Boniface Mwangi is an award-winning Kenyan photographer. For four years he held a staff photography position at The Standard, the second largest Kenyan newspaper, taking on various assignments of increasing responsibility in a number of countries. Boniface became the eye of Kenyans during the 2007 post-election violence and showed courage and compassion to capture thousands of images, some so gory that they could not be published. Following the political resolution to the election crisis, Boniface started to see himself as a visual artist, using photography as the vehicle for social change in Kenya.
His focus was the fight against the impunity of politicians in the face of over 1000 dead and half a million people displaced as a result of the violence they caused. “Boniface’s images are crucial for the healing of our nation; his ability to stay focused and inject a sense of artistry into his work is a testimony to the spirit of professional journalism,” wrote Jackson Biko after Boniface was voted Kenya Photojournalist of the Year in 2008 by readers of Adam, a prolific men’s magazine in the country.
Since then, Boniface has continued to work as a freelance photographer for Bloomberg, the AFP, Reuters, the Boston Globe, and other media outlets while building a movement for social change in Kenya through “Picha Mtaani” (Swahili for street exhibition). The photo exhibit aims to heal the scars of Kenyans and draw their attention to the dynamics of the violence to prevent a repeat during the upcoming elections of 2013. Boniface founded Pawa254 as a collaborative hub where journalists, artists and activists could meet to find innovative ways of achieving social change. The hub has already had many functions, but two campaigns stand out. “Heal the Nation” is a very successful initiative to show a half-hour documentary about post-election violence to as many Kenyans as possible and facilitate discussions around the film. The campaign is accompanied by a more shadowy graffiti campaign that has evoked strong reactions and fired up the youth of Kenya and the world, as images of the clever graffiti grace the pages of the world’s newspapers.

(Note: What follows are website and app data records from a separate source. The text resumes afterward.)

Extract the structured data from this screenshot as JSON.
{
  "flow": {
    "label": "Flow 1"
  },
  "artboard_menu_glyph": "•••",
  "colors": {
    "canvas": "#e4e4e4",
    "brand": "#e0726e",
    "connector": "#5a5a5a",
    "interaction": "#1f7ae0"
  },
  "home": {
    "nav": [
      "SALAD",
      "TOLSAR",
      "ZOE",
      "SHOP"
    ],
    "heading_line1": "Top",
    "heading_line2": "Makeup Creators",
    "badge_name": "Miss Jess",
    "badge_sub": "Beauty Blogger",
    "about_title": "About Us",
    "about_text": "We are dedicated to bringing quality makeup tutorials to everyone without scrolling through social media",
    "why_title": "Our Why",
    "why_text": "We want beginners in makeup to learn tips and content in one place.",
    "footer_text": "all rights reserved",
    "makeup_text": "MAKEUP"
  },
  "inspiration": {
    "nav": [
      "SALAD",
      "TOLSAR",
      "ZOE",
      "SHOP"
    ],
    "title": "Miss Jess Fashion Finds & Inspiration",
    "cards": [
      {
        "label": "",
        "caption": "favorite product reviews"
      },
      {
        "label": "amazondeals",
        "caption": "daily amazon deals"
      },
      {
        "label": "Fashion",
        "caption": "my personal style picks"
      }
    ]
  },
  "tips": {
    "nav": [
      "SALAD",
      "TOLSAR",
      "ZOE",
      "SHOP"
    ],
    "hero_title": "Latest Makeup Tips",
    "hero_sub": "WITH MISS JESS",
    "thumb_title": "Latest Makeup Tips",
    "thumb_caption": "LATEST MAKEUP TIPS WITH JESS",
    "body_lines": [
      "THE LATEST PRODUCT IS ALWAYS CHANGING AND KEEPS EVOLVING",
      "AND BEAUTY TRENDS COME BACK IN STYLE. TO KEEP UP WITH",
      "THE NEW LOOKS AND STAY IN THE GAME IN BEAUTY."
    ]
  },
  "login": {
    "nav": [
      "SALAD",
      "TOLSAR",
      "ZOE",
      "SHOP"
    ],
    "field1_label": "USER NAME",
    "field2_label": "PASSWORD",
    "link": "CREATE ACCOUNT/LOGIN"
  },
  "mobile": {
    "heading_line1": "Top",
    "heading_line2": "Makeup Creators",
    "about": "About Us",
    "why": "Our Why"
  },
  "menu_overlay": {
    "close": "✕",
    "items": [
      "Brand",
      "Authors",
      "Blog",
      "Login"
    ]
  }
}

In 2009 United States Secretary of State Hillary Clinton wrote a letter commending Boniface for his work during the post-election violence. She stated, “Your photography is absolutely stunning and tells an important and powerful story for the world to hear.” Boniface’s work has appeared in virtually all the important newspapers in the world, from The New York Times to The Guardian, Chicago Tribune, Los Angeles Times, The International Herald Tribune, The Sunday Times, The Telegraph, The Boston Globe and the BBC Focus on Africa magazine, among other international publications. He has been recognized as a Magnum Photography Fellow, TED Global Fellow, Acumen Fund East Africa Fellow, and twice as the CNN Multichoice Africa Photojournalist of the Year, among other awards. Boniface lives in Nairobi with his wife and three children, all given tribal names from tribes other than his own.